[Records drawn from a dataset]
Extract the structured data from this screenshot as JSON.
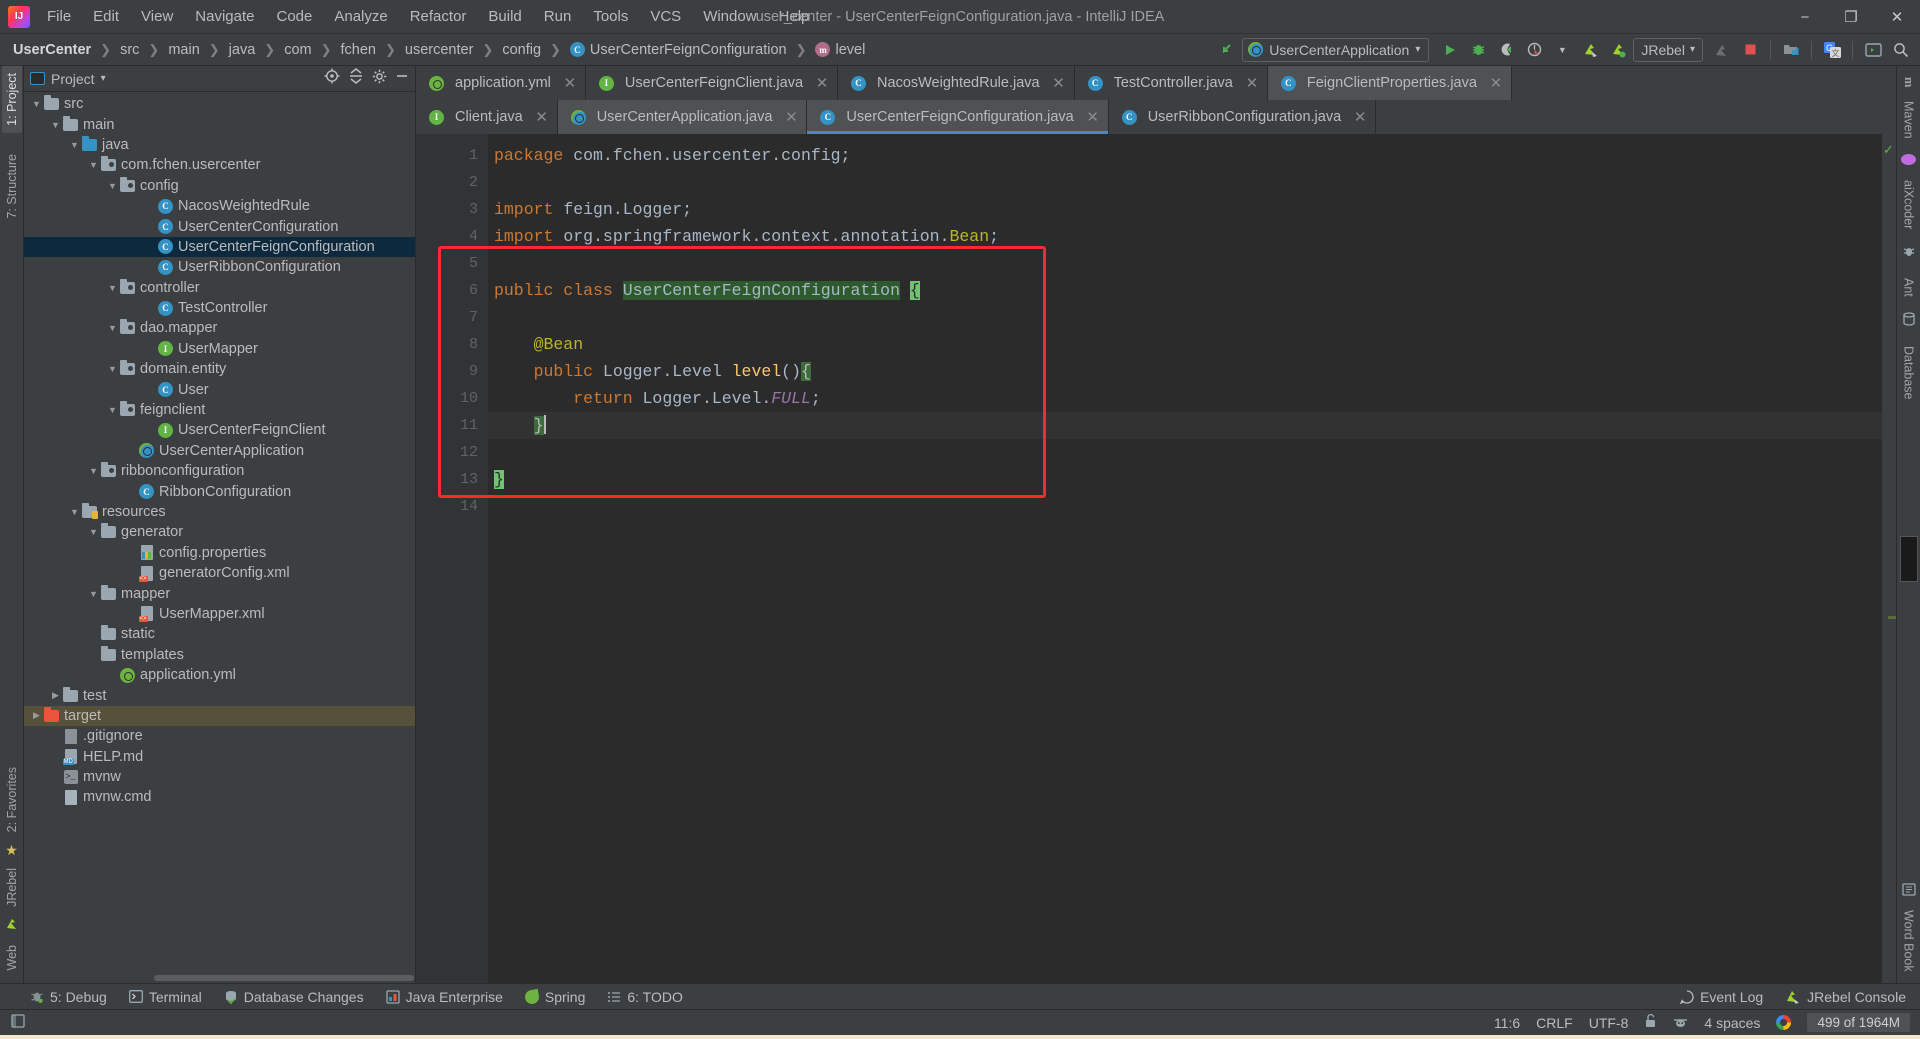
{
  "window": {
    "title": "user_center - UserCenterFeignConfiguration.java - IntelliJ IDEA",
    "minimize": "−",
    "maximize": "❐",
    "close": "✕"
  },
  "menubar": [
    {
      "label": "File"
    },
    {
      "label": "Edit"
    },
    {
      "label": "View"
    },
    {
      "label": "Navigate"
    },
    {
      "label": "Code"
    },
    {
      "label": "Analyze"
    },
    {
      "label": "Refactor"
    },
    {
      "label": "Build"
    },
    {
      "label": "Run"
    },
    {
      "label": "Tools"
    },
    {
      "label": "VCS"
    },
    {
      "label": "Window"
    },
    {
      "label": "Help"
    }
  ],
  "breadcrumbs": [
    {
      "label": "UserCenter",
      "icon": "",
      "bold": true
    },
    {
      "label": "src",
      "icon": ""
    },
    {
      "label": "main",
      "icon": ""
    },
    {
      "label": "java",
      "icon": ""
    },
    {
      "label": "com",
      "icon": ""
    },
    {
      "label": "fchen",
      "icon": ""
    },
    {
      "label": "usercenter",
      "icon": ""
    },
    {
      "label": "config",
      "icon": ""
    },
    {
      "label": "UserCenterFeignConfiguration",
      "icon": "class-icon"
    },
    {
      "label": "level",
      "icon": "method-icon"
    }
  ],
  "toolbar": {
    "run_config": "UserCenterApplication",
    "run_config_dropdown": "▾",
    "jrebel_label": "JRebel",
    "jrebel_dropdown": "▾",
    "icons": [
      "back-arrow-icon",
      "run-icon",
      "debug-icon",
      "run-coverage-icon",
      "profiler-icon",
      "jrebel-run-icon",
      "jrebel-debug-icon",
      "stop-icon",
      "update-project-icon",
      "translate-icon",
      "terminal-icon",
      "search-everywhere-icon"
    ]
  },
  "left_strip": [
    {
      "label": "1: Project",
      "active": true
    },
    {
      "label": "7: Structure",
      "active": false
    },
    {
      "label": "2: Favorites",
      "active": false
    },
    {
      "label": "JRebel",
      "active": false
    },
    {
      "label": "Web",
      "active": false
    }
  ],
  "right_strip": [
    {
      "label": "Maven"
    },
    {
      "label": "aiXcoder"
    },
    {
      "label": "Ant"
    },
    {
      "label": "Database"
    },
    {
      "label": "Word Book"
    }
  ],
  "project_panel": {
    "title": "Project",
    "dropdown": "▾",
    "actions": [
      "locate-icon",
      "collapse-all-icon",
      "settings-icon",
      "hide-icon"
    ],
    "tree": [
      {
        "label": "src",
        "indent": 1,
        "arrow": "▼",
        "icon": "folder-src",
        "state": ""
      },
      {
        "label": "main",
        "indent": 2,
        "arrow": "▼",
        "icon": "folder-gray",
        "state": ""
      },
      {
        "label": "java",
        "indent": 3,
        "arrow": "▼",
        "icon": "folder-blue",
        "state": ""
      },
      {
        "label": "com.fchen.usercenter",
        "indent": 4,
        "arrow": "▼",
        "icon": "folder-package",
        "state": ""
      },
      {
        "label": "config",
        "indent": 5,
        "arrow": "▼",
        "icon": "folder-package",
        "state": ""
      },
      {
        "label": "NacosWeightedRule",
        "indent": 7,
        "arrow": "",
        "icon": "class-icon",
        "state": ""
      },
      {
        "label": "UserCenterConfiguration",
        "indent": 7,
        "arrow": "",
        "icon": "class-icon",
        "state": ""
      },
      {
        "label": "UserCenterFeignConfiguration",
        "indent": 7,
        "arrow": "",
        "icon": "class-icon",
        "state": "selected"
      },
      {
        "label": "UserRibbonConfiguration",
        "indent": 7,
        "arrow": "",
        "icon": "class-icon",
        "state": ""
      },
      {
        "label": "controller",
        "indent": 5,
        "arrow": "▼",
        "icon": "folder-package",
        "state": ""
      },
      {
        "label": "TestController",
        "indent": 7,
        "arrow": "",
        "icon": "class-icon",
        "state": ""
      },
      {
        "label": "dao.mapper",
        "indent": 5,
        "arrow": "▼",
        "icon": "folder-package",
        "state": ""
      },
      {
        "label": "UserMapper",
        "indent": 7,
        "arrow": "",
        "icon": "interface-icon",
        "state": ""
      },
      {
        "label": "domain.entity",
        "indent": 5,
        "arrow": "▼",
        "icon": "folder-package",
        "state": ""
      },
      {
        "label": "User",
        "indent": 7,
        "arrow": "",
        "icon": "class-icon",
        "state": ""
      },
      {
        "label": "feignclient",
        "indent": 5,
        "arrow": "▼",
        "icon": "folder-package",
        "state": ""
      },
      {
        "label": "UserCenterFeignClient",
        "indent": 7,
        "arrow": "",
        "icon": "interface-icon",
        "state": ""
      },
      {
        "label": "UserCenterApplication",
        "indent": 6,
        "arrow": "",
        "icon": "spring-boot-icon",
        "state": ""
      },
      {
        "label": "ribbonconfiguration",
        "indent": 4,
        "arrow": "▼",
        "icon": "folder-package",
        "state": ""
      },
      {
        "label": "RibbonConfiguration",
        "indent": 6,
        "arrow": "",
        "icon": "class-icon",
        "state": ""
      },
      {
        "label": "resources",
        "indent": 3,
        "arrow": "▼",
        "icon": "folder-resources",
        "state": ""
      },
      {
        "label": "generator",
        "indent": 4,
        "arrow": "▼",
        "icon": "folder-gray",
        "state": ""
      },
      {
        "label": "config.properties",
        "indent": 6,
        "arrow": "",
        "icon": "properties-icon",
        "state": ""
      },
      {
        "label": "generatorConfig.xml",
        "indent": 6,
        "arrow": "",
        "icon": "xml-icon",
        "state": ""
      },
      {
        "label": "mapper",
        "indent": 4,
        "arrow": "▼",
        "icon": "folder-gray",
        "state": ""
      },
      {
        "label": "UserMapper.xml",
        "indent": 6,
        "arrow": "",
        "icon": "xml-icon",
        "state": ""
      },
      {
        "label": "static",
        "indent": 4,
        "arrow": "",
        "icon": "folder-gray",
        "state": ""
      },
      {
        "label": "templates",
        "indent": 4,
        "arrow": "",
        "icon": "folder-gray",
        "state": ""
      },
      {
        "label": "application.yml",
        "indent": 5,
        "arrow": "",
        "icon": "spring-yml-icon",
        "state": ""
      },
      {
        "label": "test",
        "indent": 2,
        "arrow": "▶",
        "icon": "folder-gray",
        "state": ""
      },
      {
        "label": "target",
        "indent": 1,
        "arrow": "▶",
        "icon": "folder-orange",
        "state": "target-hl"
      },
      {
        "label": ".gitignore",
        "indent": 2,
        "arrow": "",
        "icon": "gitignore-icon",
        "state": ""
      },
      {
        "label": "HELP.md",
        "indent": 2,
        "arrow": "",
        "icon": "md-icon",
        "state": ""
      },
      {
        "label": "mvnw",
        "indent": 2,
        "arrow": "",
        "icon": "script-icon",
        "state": ""
      },
      {
        "label": "mvnw.cmd",
        "indent": 2,
        "arrow": "",
        "icon": "cmd-icon",
        "state": ""
      }
    ]
  },
  "editor": {
    "tabs_row1": [
      {
        "label": "application.yml",
        "icon": "spring-yml-icon",
        "state": "",
        "close": "✕"
      },
      {
        "label": "UserCenterFeignClient.java",
        "icon": "interface-icon",
        "state": "",
        "close": "✕"
      },
      {
        "label": "NacosWeightedRule.java",
        "icon": "class-icon",
        "state": "",
        "close": "✕"
      },
      {
        "label": "TestController.java",
        "icon": "class-icon",
        "state": "",
        "close": "✕"
      },
      {
        "label": "FeignClientProperties.java",
        "icon": "class-readonly-icon",
        "state": "active",
        "close": "✕"
      }
    ],
    "tabs_row2": [
      {
        "label": "Client.java",
        "icon": "interface-icon",
        "state": "",
        "close": "✕"
      },
      {
        "label": "UserCenterApplication.java",
        "icon": "spring-boot-icon",
        "state": "active",
        "close": "✕"
      },
      {
        "label": "UserCenterFeignConfiguration.java",
        "icon": "class-icon",
        "state": "focused",
        "close": "✕"
      },
      {
        "label": "UserRibbonConfiguration.java",
        "icon": "class-icon",
        "state": "",
        "close": "✕"
      }
    ],
    "line_numbers": [
      "1",
      "2",
      "3",
      "4",
      "5",
      "6",
      "7",
      "8",
      "9",
      "10",
      "11",
      "12",
      "13",
      "14"
    ],
    "code_lines": [
      {
        "n": 1,
        "segments": [
          {
            "t": "package ",
            "c": "kw"
          },
          {
            "t": "com.fchen.usercenter.config;",
            "c": "plain"
          }
        ]
      },
      {
        "n": 2,
        "segments": []
      },
      {
        "n": 3,
        "segments": [
          {
            "t": "import ",
            "c": "kw"
          },
          {
            "t": "feign.Logger;",
            "c": "plain"
          }
        ]
      },
      {
        "n": 4,
        "segments": [
          {
            "t": "import ",
            "c": "kw"
          },
          {
            "t": "org.springframework.context.annotation.",
            "c": "plain"
          },
          {
            "t": "Bean",
            "c": "ann"
          },
          {
            "t": ";",
            "c": "plain"
          }
        ]
      },
      {
        "n": 5,
        "segments": []
      },
      {
        "n": 6,
        "segments": [
          {
            "t": "public class ",
            "c": "kw"
          },
          {
            "t": "UserCenterFeignConfiguration",
            "c": "hl-green"
          },
          {
            "t": " ",
            "c": "plain"
          },
          {
            "t": "{",
            "c": "hl-mint"
          }
        ]
      },
      {
        "n": 7,
        "segments": []
      },
      {
        "n": 8,
        "segments": [
          {
            "t": "    @Bean",
            "c": "ann"
          }
        ]
      },
      {
        "n": 9,
        "segments": [
          {
            "t": "    public ",
            "c": "kw"
          },
          {
            "t": "Logger.Level ",
            "c": "plain"
          },
          {
            "t": "level",
            "c": "mth"
          },
          {
            "t": "()",
            "c": "plain"
          },
          {
            "t": "{",
            "c": "hl-brace"
          }
        ]
      },
      {
        "n": 10,
        "segments": [
          {
            "t": "        return ",
            "c": "kw"
          },
          {
            "t": "Logger.Level.",
            "c": "plain"
          },
          {
            "t": "FULL",
            "c": "stat"
          },
          {
            "t": ";",
            "c": "plain"
          }
        ]
      },
      {
        "n": 11,
        "segments": [
          {
            "t": "    ",
            "c": "plain"
          },
          {
            "t": "}",
            "c": "hl-brace"
          }
        ],
        "current": true
      },
      {
        "n": 12,
        "segments": []
      },
      {
        "n": 13,
        "segments": [
          {
            "t": "}",
            "c": "hl-mint"
          }
        ]
      },
      {
        "n": 14,
        "segments": []
      }
    ],
    "annotation_highlight": "red-rectangle-overlay"
  },
  "bottom_bar": {
    "left": [
      {
        "label": "5: Debug",
        "icon": "debug-icon"
      },
      {
        "label": "Terminal",
        "icon": "terminal-icon"
      },
      {
        "label": "Database Changes",
        "icon": "database-changes-icon"
      },
      {
        "label": "Java Enterprise",
        "icon": "java-enterprise-icon"
      },
      {
        "label": "Spring",
        "icon": "spring-icon"
      },
      {
        "label": "6: TODO",
        "icon": "todo-icon"
      }
    ],
    "right": [
      {
        "label": "Event Log",
        "icon": "event-log-icon"
      },
      {
        "label": "JRebel Console",
        "icon": "jrebel-icon"
      }
    ]
  },
  "status_bar": {
    "caret": "11:6",
    "line_separator": "CRLF",
    "encoding": "UTF-8",
    "lock": "unlocked-icon",
    "inspector": "inspection-icon",
    "indent": "4 spaces",
    "google": "google-icon",
    "memory": "499 of 1964M"
  },
  "colors": {
    "accent": "#4a88c7",
    "annotation_red": "#fb2a2a",
    "selection": "#0d293e",
    "editor_bg": "#2b2b2b",
    "panel_bg": "#3c3f41"
  }
}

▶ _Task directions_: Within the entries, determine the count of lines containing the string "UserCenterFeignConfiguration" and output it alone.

▶ _Output for this task_: 5